* Exercise requirements: Retype the entries exactly. Include every line.

[Stored data entries]

□ □ □ □ □ □ □

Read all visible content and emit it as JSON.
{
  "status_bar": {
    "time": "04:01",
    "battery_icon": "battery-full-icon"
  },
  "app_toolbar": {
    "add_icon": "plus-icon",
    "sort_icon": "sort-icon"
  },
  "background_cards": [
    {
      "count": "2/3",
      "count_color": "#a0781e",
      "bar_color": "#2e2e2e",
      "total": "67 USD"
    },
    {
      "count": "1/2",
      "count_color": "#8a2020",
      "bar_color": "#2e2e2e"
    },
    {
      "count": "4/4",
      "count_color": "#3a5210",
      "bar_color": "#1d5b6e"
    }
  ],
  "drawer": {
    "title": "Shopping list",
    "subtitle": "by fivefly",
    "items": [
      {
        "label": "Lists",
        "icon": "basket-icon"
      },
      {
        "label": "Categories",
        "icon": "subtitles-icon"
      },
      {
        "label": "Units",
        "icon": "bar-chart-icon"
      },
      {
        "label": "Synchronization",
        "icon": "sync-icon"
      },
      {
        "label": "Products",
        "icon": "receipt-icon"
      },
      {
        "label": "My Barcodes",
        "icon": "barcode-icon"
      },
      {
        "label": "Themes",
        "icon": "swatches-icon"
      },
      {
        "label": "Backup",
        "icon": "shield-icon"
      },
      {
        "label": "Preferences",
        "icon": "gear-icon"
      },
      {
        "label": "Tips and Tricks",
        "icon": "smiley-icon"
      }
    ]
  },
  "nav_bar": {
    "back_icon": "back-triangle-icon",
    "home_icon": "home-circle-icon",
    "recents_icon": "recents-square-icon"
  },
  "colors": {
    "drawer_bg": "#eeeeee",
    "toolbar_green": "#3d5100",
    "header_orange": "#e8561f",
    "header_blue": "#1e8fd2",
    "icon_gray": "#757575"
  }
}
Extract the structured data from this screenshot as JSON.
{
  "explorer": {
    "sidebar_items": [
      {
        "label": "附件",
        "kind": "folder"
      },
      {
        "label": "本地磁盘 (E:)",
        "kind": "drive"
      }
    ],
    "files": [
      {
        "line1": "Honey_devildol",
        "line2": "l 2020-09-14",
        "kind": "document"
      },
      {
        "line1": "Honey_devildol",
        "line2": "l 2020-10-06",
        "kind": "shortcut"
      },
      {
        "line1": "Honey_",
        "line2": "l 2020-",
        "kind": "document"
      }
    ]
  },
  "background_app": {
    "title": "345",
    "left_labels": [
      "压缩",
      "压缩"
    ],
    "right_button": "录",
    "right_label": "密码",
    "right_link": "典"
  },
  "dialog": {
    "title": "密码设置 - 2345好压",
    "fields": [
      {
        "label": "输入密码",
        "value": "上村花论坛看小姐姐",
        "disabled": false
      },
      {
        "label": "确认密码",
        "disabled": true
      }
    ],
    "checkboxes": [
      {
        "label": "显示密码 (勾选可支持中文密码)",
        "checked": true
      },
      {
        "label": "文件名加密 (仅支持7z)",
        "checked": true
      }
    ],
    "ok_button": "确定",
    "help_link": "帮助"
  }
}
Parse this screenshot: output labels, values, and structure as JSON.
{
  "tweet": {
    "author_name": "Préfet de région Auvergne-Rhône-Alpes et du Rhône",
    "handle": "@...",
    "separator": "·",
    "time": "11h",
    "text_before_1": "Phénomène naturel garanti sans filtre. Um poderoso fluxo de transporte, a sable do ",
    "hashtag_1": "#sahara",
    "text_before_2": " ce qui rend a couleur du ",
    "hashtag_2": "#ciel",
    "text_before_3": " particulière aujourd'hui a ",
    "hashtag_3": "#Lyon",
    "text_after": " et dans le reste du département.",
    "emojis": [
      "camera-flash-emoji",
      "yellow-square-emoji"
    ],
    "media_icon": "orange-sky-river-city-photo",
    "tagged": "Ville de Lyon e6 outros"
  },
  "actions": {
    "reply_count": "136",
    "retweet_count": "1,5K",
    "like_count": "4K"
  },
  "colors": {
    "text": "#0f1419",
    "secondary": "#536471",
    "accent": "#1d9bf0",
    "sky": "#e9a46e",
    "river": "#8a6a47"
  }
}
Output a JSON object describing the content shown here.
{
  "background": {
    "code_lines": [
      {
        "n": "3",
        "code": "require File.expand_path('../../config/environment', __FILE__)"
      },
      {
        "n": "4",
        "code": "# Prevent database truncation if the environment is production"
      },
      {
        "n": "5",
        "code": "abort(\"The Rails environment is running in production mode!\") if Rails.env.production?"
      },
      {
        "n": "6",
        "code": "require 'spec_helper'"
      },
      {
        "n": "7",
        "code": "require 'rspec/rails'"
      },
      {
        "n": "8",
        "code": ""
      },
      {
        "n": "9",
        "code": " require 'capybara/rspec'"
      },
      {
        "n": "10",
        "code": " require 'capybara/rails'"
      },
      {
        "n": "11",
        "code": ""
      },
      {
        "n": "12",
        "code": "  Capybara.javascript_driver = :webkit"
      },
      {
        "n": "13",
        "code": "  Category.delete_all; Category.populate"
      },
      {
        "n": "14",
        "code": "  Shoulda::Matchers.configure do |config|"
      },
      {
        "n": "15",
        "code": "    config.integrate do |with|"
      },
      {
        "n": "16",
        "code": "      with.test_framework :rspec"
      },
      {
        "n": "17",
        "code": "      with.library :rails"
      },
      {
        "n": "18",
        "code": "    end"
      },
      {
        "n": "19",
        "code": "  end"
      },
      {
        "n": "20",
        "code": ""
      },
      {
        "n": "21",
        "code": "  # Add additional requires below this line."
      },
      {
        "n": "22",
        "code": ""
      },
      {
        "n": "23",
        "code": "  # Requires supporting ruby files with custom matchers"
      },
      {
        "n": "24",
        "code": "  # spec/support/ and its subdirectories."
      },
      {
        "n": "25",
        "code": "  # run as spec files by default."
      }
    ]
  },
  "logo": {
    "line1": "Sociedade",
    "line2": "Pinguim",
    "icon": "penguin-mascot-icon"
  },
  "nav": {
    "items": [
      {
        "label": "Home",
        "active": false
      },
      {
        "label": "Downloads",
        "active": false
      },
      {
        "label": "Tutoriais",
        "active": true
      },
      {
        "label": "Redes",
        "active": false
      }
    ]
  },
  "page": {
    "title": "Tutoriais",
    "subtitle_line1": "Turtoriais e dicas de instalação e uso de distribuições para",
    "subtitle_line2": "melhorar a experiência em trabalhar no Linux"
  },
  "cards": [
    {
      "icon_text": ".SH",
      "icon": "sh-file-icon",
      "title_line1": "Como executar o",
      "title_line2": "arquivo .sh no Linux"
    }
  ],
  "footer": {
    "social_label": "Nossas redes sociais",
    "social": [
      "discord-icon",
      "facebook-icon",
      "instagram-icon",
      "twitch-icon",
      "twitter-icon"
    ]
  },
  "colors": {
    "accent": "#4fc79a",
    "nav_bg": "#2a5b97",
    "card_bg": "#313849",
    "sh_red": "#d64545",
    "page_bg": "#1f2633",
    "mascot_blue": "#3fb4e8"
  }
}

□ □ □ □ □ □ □

* Answer below:
Read all visible content and emit it as JSON.
{
  "status_bar": {
    "time": "04:01",
    "battery_icon": "battery-full-icon"
  },
  "app_toolbar": {
    "add_icon": "plus-icon",
    "sort_icon": "sort-icon"
  },
  "background_cards": [
    {
      "count": "2/3",
      "count_color": "#a0781e",
      "bar_color": "#2e2e2e",
      "total": "67 USD"
    },
    {
      "count": "1/2",
      "count_color": "#8a2020",
      "bar_color": "#2e2e2e"
    },
    {
      "count": "4/4",
      "count_color": "#3a5210",
      "bar_color": "#1d5b6e"
    }
  ],
  "drawer": {
    "title": "Shopping list",
    "subtitle": "by fivefly",
    "items": [
      {
        "label": "Lists",
        "icon": "basket-icon"
      },
      {
        "label": "Categories",
        "icon": "subtitles-icon"
      },
      {
        "label": "Units",
        "icon": "bar-chart-icon"
      },
      {
        "label": "Synchronization",
        "icon": "sync-icon"
      },
      {
        "label": "Products",
        "icon": "receipt-icon"
      },
      {
        "label": "My Barcodes",
        "icon": "barcode-icon"
      },
      {
        "label": "Themes",
        "icon": "swatches-icon"
      },
      {
        "label": "Backup",
        "icon": "shield-icon"
      },
      {
        "label": "Preferences",
        "icon": "gear-icon"
      },
      {
        "label": "Tips and Tricks",
        "icon": "smiley-icon"
      }
    ]
  },
  "nav_bar": {
    "back_icon": "back-triangle-icon",
    "home_icon": "home-circle-icon",
    "recents_icon": "recents-square-icon"
  },
  "colors": {
    "drawer_bg": "#eeeeee",
    "toolbar_green": "#3d5100",
    "header_orange": "#e8561f",
    "header_blue": "#1e8fd2",
    "icon_gray": "#757575"
  }
}
Extract the structured data from this screenshot as JSON.
{
  "explorer": {
    "sidebar_items": [
      {
        "label": "附件",
        "kind": "folder"
      },
      {
        "label": "本地磁盘 (E:)",
        "kind": "drive"
      }
    ],
    "files": [
      {
        "line1": "Honey_devildol",
        "line2": "l 2020-09-14",
        "kind": "document"
      },
      {
        "line1": "Honey_devildol",
        "line2": "l 2020-10-06",
        "kind": "shortcut"
      },
      {
        "line1": "Honey_",
        "line2": "l 2020-",
        "kind": "document"
      }
    ]
  },
  "background_app": {
    "title": "345",
    "left_labels": [
      "压缩",
      "压缩"
    ],
    "right_button": "录",
    "right_label": "密码",
    "right_link": "典"
  },
  "dialog": {
    "title": "密码设置 - 2345好压",
    "fields": [
      {
        "label": "输入密码",
        "value": "上村花论坛看小姐姐",
        "disabled": false
      },
      {
        "label": "确认密码",
        "disabled": true
      }
    ],
    "checkboxes": [
      {
        "label": "显示密码 (勾选可支持中文密码)",
        "checked": true
      },
      {
        "label": "文件名加密 (仅支持7z)",
        "checked": true
      }
    ],
    "ok_button": "确定",
    "help_link": "帮助"
  }
}
Parse this screenshot: output labels, values, and structure as JSON.
{
  "tweet": {
    "author_name": "Préfet de région Auvergne-Rhône-Alpes et du Rhône",
    "handle": "@...",
    "separator": "·",
    "time": "11h",
    "text_before_1": "Phénomène naturel garanti sans filtre. Um poderoso fluxo de transporte, a sable do ",
    "hashtag_1": "#sahara",
    "text_before_2": " ce qui rend a couleur du ",
    "hashtag_2": "#ciel",
    "text_before_3": " particulière aujourd'hui a ",
    "hashtag_3": "#Lyon",
    "text_after": " et dans le reste du département.",
    "emojis": [
      "camera-flash-emoji",
      "yellow-square-emoji"
    ],
    "media_icon": "orange-sky-river-city-photo",
    "tagged": "Ville de Lyon e6 outros"
  },
  "actions": {
    "reply_count": "136",
    "retweet_count": "1,5K",
    "like_count": "4K"
  },
  "colors": {
    "text": "#0f1419",
    "secondary": "#536471",
    "accent": "#1d9bf0",
    "sky": "#e9a46e",
    "river": "#8a6a47"
  }
}
Output a JSON object describing the content shown here.
{
  "background": {
    "code_lines": [
      {
        "n": "3",
        "code": "require File.expand_path('../../config/environment', __FILE__)"
      },
      {
        "n": "4",
        "code": "# Prevent database truncation if the environment is production"
      },
      {
        "n": "5",
        "code": "abort(\"The Rails environment is running in production mode!\") if Rails.env.production?"
      },
      {
        "n": "6",
        "code": "require 'spec_helper'"
      },
      {
        "n": "7",
        "code": "require 'rspec/rails'"
      },
      {
        "n": "8",
        "code": ""
      },
      {
        "n": "9",
        "code": " require 'capybara/rspec'"
      },
      {
        "n": "10",
        "code": " require 'capybara/rails'"
      },
      {
        "n": "11",
        "code": ""
      },
      {
        "n": "12",
        "code": "  Capybara.javascript_driver = :webkit"
      },
      {
        "n": "13",
        "code": "  Category.delete_all; Category.populate"
      },
      {
        "n": "14",
        "code": "  Shoulda::Matchers.configure do |config|"
      },
      {
        "n": "15",
        "code": "    config.integrate do |with|"
      },
      {
        "n": "16",
        "code": "      with.test_framework :rspec"
      },
      {
        "n": "17",
        "code": "      with.library :rails"
      },
      {
        "n": "18",
        "code": "    end"
      },
      {
        "n": "19",
        "code": "  end"
      },
      {
        "n": "20",
        "code": ""
      },
      {
        "n": "21",
        "code": "  # Add additional requires below this line."
      },
      {
        "n": "22",
        "code": ""
      },
      {
        "n": "23",
        "code": "  # Requires supporting ruby files with custom matchers"
      },
      {
        "n": "24",
        "code": "  # spec/support/ and its subdirectories."
      },
      {
        "n": "25",
        "code": "  # run as spec files by default."
      }
    ]
  },
  "logo": {
    "line1": "Sociedade",
    "line2": "Pinguim",
    "icon": "penguin-mascot-icon"
  },
  "nav": {
    "items": [
      {
        "label": "Home",
        "active": false
      },
      {
        "label": "Downloads",
        "active": false
      },
      {
        "label": "Tutoriais",
        "active": true
      },
      {
        "label": "Redes",
        "active": false
      }
    ]
  },
  "page": {
    "title": "Tutoriais",
    "subtitle_line1": "Turtoriais e dicas de instalação e uso de distribuições para",
    "subtitle_line2": "melhorar a experiência em trabalhar no Linux"
  },
  "cards": [
    {
      "icon_text": ".SH",
      "icon": "sh-file-icon",
      "title_line1": "Como executar o",
      "title_line2": "arquivo .sh no Linux"
    }
  ],
  "footer": {
    "social_label": "Nossas redes sociais",
    "social": [
      "discord-icon",
      "facebook-icon",
      "instagram-icon",
      "twitch-icon",
      "twitter-icon"
    ]
  },
  "colors": {
    "accent": "#4fc79a",
    "nav_bg": "#2a5b97",
    "card_bg": "#313849",
    "sh_red": "#d64545",
    "page_bg": "#1f2633",
    "mascot_blue": "#3fb4e8"
  }
}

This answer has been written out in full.